_TASK DESCRIPTION_
Verbatim output of the lines below is required, with the images omitted.

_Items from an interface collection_
****************************************

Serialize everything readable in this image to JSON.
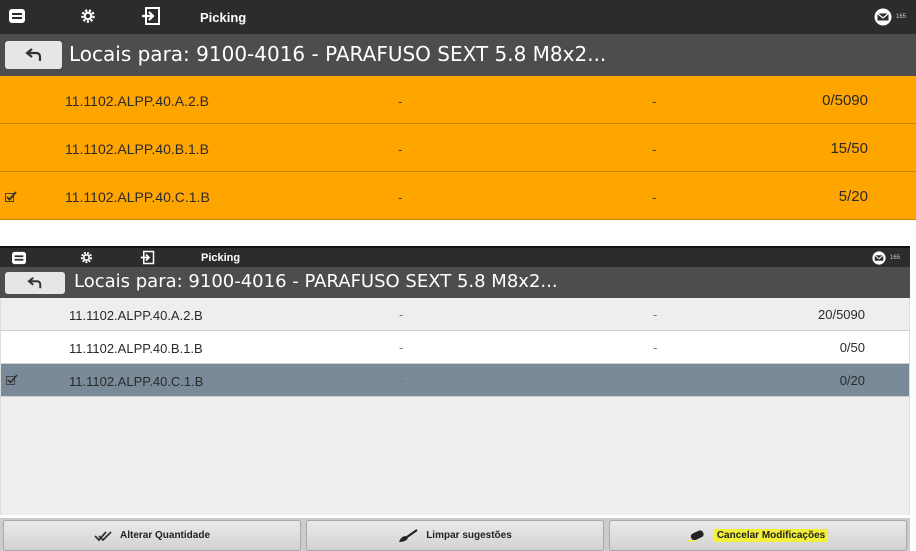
{
  "panels": [
    {
      "topbar": {
        "title": "Picking",
        "badge": "165"
      },
      "header": {
        "title": "Locais para: 9100-4016 - PARAFUSO SEXT 5.8  M8x2..."
      },
      "rows": [
        {
          "location": "11.1102.ALPP.40.A.2.B",
          "col2": "-",
          "col3": "-",
          "qty": "0/5090",
          "checked": false
        },
        {
          "location": "11.1102.ALPP.40.B.1.B",
          "col2": "-",
          "col3": "-",
          "qty": "15/50",
          "checked": false
        },
        {
          "location": "11.1102.ALPP.40.C.1.B",
          "col2": "-",
          "col3": "-",
          "qty": "5/20",
          "checked": true
        }
      ]
    },
    {
      "topbar": {
        "title": "Picking",
        "badge": "165"
      },
      "header": {
        "title": "Locais para: 9100-4016 - PARAFUSO SEXT 5.8  M8x2..."
      },
      "rows": [
        {
          "location": "11.1102.ALPP.40.A.2.B",
          "col2": "-",
          "col3": "-",
          "qty": "20/5090",
          "checked": false
        },
        {
          "location": "11.1102.ALPP.40.B.1.B",
          "col2": "-",
          "col3": "-",
          "qty": "0/50",
          "checked": false
        },
        {
          "location": "11.1102.ALPP.40.C.1.B",
          "col2": "-",
          "col3": "-",
          "qty": "0/20",
          "checked": true
        }
      ]
    }
  ],
  "bottom_buttons": [
    {
      "label": "Alterar Quantidade",
      "icon": "double-check-icon"
    },
    {
      "label": "Limpar sugestões",
      "icon": "brush-icon"
    },
    {
      "label": "Cancelar Modificações",
      "icon": "eraser-icon",
      "highlighted": true
    }
  ],
  "colors": {
    "topbar": "#2c2c2c",
    "header": "#4d4d4d",
    "row_orange": "#ffa500",
    "row_selected": "#7a8a99"
  }
}
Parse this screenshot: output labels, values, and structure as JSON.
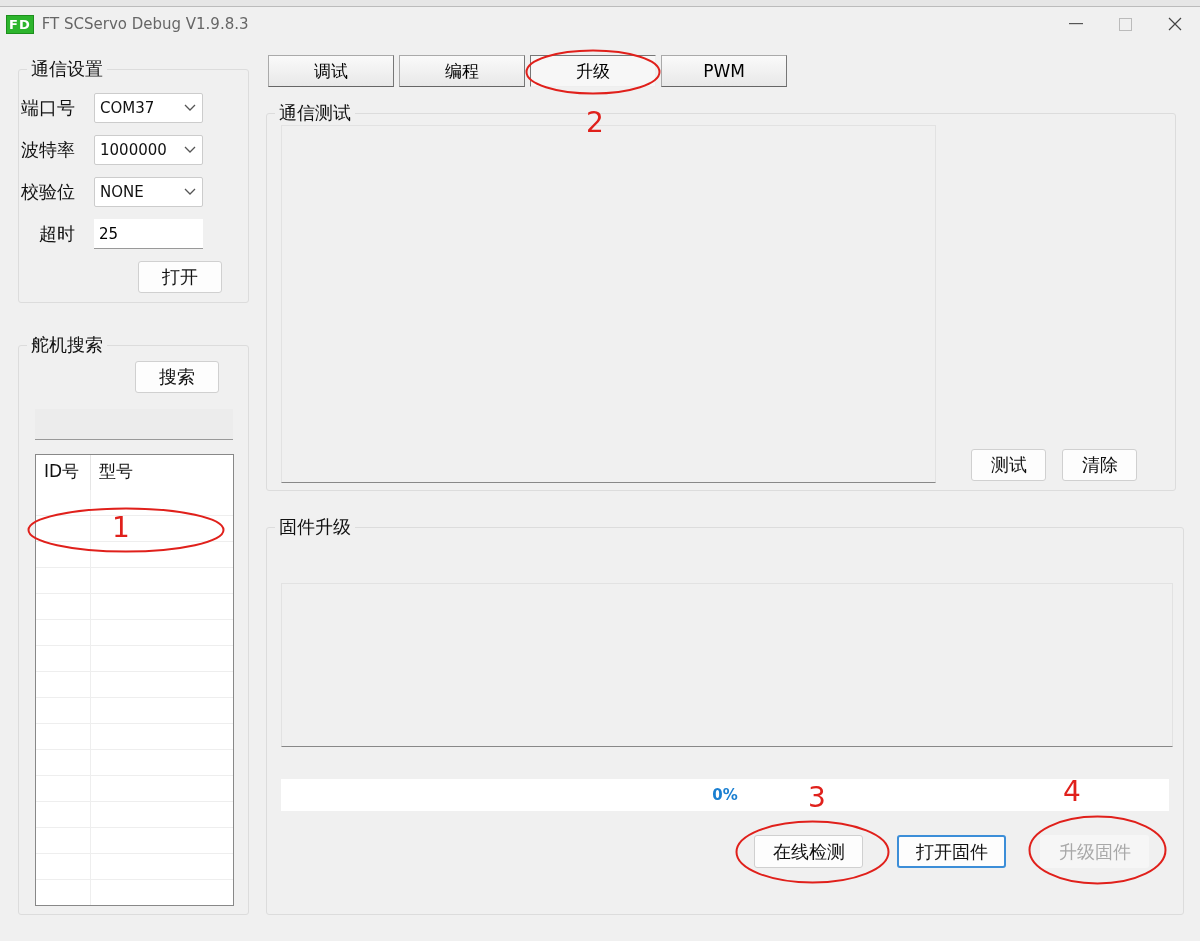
{
  "window": {
    "logo": "FD",
    "title": "FT SCServo Debug V1.9.8.3"
  },
  "comm_settings": {
    "title": "通信设置",
    "fields": [
      {
        "label": "端口号",
        "kind": "combo",
        "value": "COM37"
      },
      {
        "label": "波特率",
        "kind": "combo",
        "value": "1000000"
      },
      {
        "label": "校验位",
        "kind": "combo",
        "value": "NONE"
      },
      {
        "label": "超时",
        "kind": "text",
        "value": "25"
      }
    ],
    "button": "打开"
  },
  "servo_search": {
    "title": "舵机搜索",
    "button": "搜索",
    "columns": [
      "ID号",
      "型号"
    ]
  },
  "tabs": [
    {
      "label": "调试",
      "selected": false
    },
    {
      "label": "编程",
      "selected": false
    },
    {
      "label": "升级",
      "selected": true
    },
    {
      "label": "PWM",
      "selected": false
    }
  ],
  "comm_test": {
    "title": "通信测试",
    "buttons": [
      "测试",
      "清除"
    ]
  },
  "firmware": {
    "title": "固件升级",
    "progress": {
      "level": 0,
      "reading": "0%"
    },
    "buttons": [
      {
        "label": "在线检测",
        "disabled": false,
        "focused": false
      },
      {
        "label": "打开固件",
        "disabled": false,
        "focused": true
      },
      {
        "label": "升级固件",
        "disabled": true,
        "focused": false
      }
    ]
  },
  "annotations": [
    "1",
    "2",
    "3",
    "4"
  ]
}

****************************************

_REPLY_
Serialize everything readable in this image to JSON.
{
  "panels": [
    {
      "topbar": {
        "title": "Picking",
        "badge": "165"
      },
      "header": {
        "title": "Locais para: 9100-4016 - PARAFUSO SEXT 5.8  M8x2..."
      },
      "rows": [
        {
          "location": "11.1102.ALPP.40.A.2.B",
          "col2": "-",
          "col3": "-",
          "qty": "0/5090",
          "checked": false
        },
        {
          "location": "11.1102.ALPP.40.B.1.B",
          "col2": "-",
          "col3": "-",
          "qty": "15/50",
          "checked": false
        },
        {
          "location": "11.1102.ALPP.40.C.1.B",
          "col2": "-",
          "col3": "-",
          "qty": "5/20",
          "checked": true
        }
      ]
    },
    {
      "topbar": {
        "title": "Picking",
        "badge": "165"
      },
      "header": {
        "title": "Locais para: 9100-4016 - PARAFUSO SEXT 5.8  M8x2..."
      },
      "rows": [
        {
          "location": "11.1102.ALPP.40.A.2.B",
          "col2": "-",
          "col3": "-",
          "qty": "20/5090",
          "checked": false
        },
        {
          "location": "11.1102.ALPP.40.B.1.B",
          "col2": "-",
          "col3": "-",
          "qty": "0/50",
          "checked": false
        },
        {
          "location": "11.1102.ALPP.40.C.1.B",
          "col2": "-",
          "col3": "-",
          "qty": "0/20",
          "checked": true
        }
      ]
    }
  ],
  "bottom_buttons": [
    {
      "label": "Alterar Quantidade",
      "icon": "double-check-icon"
    },
    {
      "label": "Limpar sugestões",
      "icon": "brush-icon"
    },
    {
      "label": "Cancelar Modificações",
      "icon": "eraser-icon",
      "highlighted": true
    }
  ],
  "colors": {
    "topbar": "#2c2c2c",
    "header": "#4d4d4d",
    "row_orange": "#ffa500",
    "row_selected": "#7a8a99"
  }
}
Parse this screenshot: output labels, values, and structure as JSON.
{
  "window": {
    "logo": "FD",
    "title": "FT SCServo Debug V1.9.8.3"
  },
  "comm_settings": {
    "title": "通信设置",
    "fields": [
      {
        "label": "端口号",
        "kind": "combo",
        "value": "COM37"
      },
      {
        "label": "波特率",
        "kind": "combo",
        "value": "1000000"
      },
      {
        "label": "校验位",
        "kind": "combo",
        "value": "NONE"
      },
      {
        "label": "超时",
        "kind": "text",
        "value": "25"
      }
    ],
    "button": "打开"
  },
  "servo_search": {
    "title": "舵机搜索",
    "button": "搜索",
    "columns": [
      "ID号",
      "型号"
    ]
  },
  "tabs": [
    {
      "label": "调试",
      "selected": false
    },
    {
      "label": "编程",
      "selected": false
    },
    {
      "label": "升级",
      "selected": true
    },
    {
      "label": "PWM",
      "selected": false
    }
  ],
  "comm_test": {
    "title": "通信测试",
    "buttons": [
      "测试",
      "清除"
    ]
  },
  "firmware": {
    "title": "固件升级",
    "progress": {
      "level": 0,
      "reading": "0%"
    },
    "buttons": [
      {
        "label": "在线检测",
        "disabled": false,
        "focused": false
      },
      {
        "label": "打开固件",
        "disabled": false,
        "focused": true
      },
      {
        "label": "升级固件",
        "disabled": true,
        "focused": false
      }
    ]
  },
  "annotations": [
    "1",
    "2",
    "3",
    "4"
  ]
}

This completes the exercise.